The first shot of the film shows Anne Hathaway with short hair, a make-up-free face and with a cigarette hanging from her mouth. Instantly, we see director Jonathan Demme's ('Silence of the Lambs', 'Philadelphia') intentions: to push Hathaway as an actress and draw her away from the cutesy roles that have dominated her career thus far.

One never really knows how much a performance owes to its director, but judging from Hathaway's previous performances, Demme has helped her no end in this role; the young starlet is nothing short of a revelation. From the outset she simply oozes angst and wears a disorientated, beaten down look on her face. Her hair is multi-coloured and ragged and her eyes filled with dismay.

Hathaway is helped in her portrayal of Kym by a razor-sharp script. The writing from first-time screenwriter Jenny Lumet is biting, funny and tender at all the right moments. Hathaway is the lynchpin and is served well by dialogue of acrid humour as well as plenty of silent screen time. Her sister Rachel and her father Paul (Irwin) are also well served by excellent characterisation and a perfect balance of light-hearted and despondent moments.

These central characters have a superb supporting ensemble around them. A segment of the film covers the wedding rehearsal dinner. During this dinner we are treated to introductions to these characters through their speeches; this is a novel and refreshing idea which gently introduces several interesting characters to the audience.

If the wedding is the highlight of this film, the dialogue and human interaction are a very close second. The manner in which familial fights - which soon shift to laughter and back to anger - are dealt with is incredibly vivid and real; true to life as much as one can hope to see on film.

The realism of the film is pushed along by the beautiful natural cinematography of Declan Quinn ('Leaving Las Vegas', 'Monsoon Wedding'). His combination of hand-held digicam footage and more traditionally designed camera footage works to great effect.

Musically, the film is a tour de force. As the eventful wedding day unfolds, we hop effortlessly from traditional to folk to rock to jazz to pop. The soundtrack is so well-chosen it becomes a character in the film in its own right. Music lovers will be intoxicated.

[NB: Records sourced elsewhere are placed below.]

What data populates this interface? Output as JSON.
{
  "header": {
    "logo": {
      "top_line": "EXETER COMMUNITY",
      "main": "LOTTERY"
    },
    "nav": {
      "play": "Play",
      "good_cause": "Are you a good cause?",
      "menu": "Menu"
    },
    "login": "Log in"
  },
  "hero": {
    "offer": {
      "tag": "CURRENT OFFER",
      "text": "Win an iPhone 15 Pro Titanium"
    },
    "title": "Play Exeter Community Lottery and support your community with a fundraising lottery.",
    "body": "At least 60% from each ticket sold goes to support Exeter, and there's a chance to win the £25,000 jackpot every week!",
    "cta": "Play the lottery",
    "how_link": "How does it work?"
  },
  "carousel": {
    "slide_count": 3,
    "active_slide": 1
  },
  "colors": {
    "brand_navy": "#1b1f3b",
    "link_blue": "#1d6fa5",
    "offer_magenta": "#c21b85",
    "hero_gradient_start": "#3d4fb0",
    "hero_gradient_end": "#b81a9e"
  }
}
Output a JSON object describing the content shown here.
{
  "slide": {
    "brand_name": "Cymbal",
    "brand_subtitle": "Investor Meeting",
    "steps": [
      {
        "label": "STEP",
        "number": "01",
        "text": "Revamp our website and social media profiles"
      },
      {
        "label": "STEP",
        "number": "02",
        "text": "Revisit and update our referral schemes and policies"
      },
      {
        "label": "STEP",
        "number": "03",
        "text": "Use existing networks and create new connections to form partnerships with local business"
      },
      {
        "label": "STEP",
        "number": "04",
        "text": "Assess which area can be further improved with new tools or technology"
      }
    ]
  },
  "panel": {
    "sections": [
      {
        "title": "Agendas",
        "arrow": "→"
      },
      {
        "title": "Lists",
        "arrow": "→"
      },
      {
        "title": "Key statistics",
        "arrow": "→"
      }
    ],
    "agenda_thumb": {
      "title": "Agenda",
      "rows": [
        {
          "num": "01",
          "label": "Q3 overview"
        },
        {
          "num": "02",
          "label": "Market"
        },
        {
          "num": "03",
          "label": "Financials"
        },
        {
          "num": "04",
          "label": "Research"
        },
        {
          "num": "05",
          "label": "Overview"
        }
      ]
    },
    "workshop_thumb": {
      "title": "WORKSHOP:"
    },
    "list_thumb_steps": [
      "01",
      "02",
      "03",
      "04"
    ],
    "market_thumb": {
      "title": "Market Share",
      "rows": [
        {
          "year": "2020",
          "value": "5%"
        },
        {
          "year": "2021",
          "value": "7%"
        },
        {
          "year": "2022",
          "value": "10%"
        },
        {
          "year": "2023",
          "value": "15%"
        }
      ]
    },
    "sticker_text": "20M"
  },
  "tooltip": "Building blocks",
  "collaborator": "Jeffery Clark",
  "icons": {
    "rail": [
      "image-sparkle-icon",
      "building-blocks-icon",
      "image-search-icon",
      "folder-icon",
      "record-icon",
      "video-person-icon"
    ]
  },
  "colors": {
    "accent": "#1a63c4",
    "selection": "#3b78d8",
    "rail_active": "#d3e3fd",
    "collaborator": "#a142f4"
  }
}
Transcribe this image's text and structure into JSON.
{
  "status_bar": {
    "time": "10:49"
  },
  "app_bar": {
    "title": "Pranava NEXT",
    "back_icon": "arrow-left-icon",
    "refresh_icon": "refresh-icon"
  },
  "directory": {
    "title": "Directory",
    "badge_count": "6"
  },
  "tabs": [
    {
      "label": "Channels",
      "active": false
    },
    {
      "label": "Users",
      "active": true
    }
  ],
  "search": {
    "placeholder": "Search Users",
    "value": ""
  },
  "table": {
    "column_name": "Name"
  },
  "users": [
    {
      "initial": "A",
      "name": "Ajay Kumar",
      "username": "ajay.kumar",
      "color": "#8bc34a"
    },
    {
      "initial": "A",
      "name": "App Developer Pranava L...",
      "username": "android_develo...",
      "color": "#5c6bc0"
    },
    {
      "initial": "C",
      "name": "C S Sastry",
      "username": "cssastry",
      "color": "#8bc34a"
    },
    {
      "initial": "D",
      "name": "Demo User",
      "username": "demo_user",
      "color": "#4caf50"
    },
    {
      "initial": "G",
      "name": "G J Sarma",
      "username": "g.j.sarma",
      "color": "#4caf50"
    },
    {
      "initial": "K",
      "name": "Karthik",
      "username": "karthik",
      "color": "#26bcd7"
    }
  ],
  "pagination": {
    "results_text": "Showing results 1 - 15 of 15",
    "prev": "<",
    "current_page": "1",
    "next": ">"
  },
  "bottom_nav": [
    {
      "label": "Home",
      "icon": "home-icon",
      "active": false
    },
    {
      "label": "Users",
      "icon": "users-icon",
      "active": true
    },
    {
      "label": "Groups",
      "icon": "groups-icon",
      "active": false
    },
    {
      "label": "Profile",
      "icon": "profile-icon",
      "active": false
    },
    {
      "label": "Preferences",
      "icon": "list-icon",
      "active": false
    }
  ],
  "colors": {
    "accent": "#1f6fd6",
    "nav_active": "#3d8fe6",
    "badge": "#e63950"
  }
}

'Rachel Getting Married's strength is its depiction and analysis of bittersweet life; however, this may be too tender for some cinemagoer's tastes. The film is also a little long, meaning those who like cinema snappy may tire in the middle section. Those who like their cinema low-key and focused on character interaction will be in for a treat with this one and can prepare to be brought from laughter to pain in swift directorial movements throughout. Let's hope Hathaway continues to pick such interesting scripts.

Tadhg Peavoy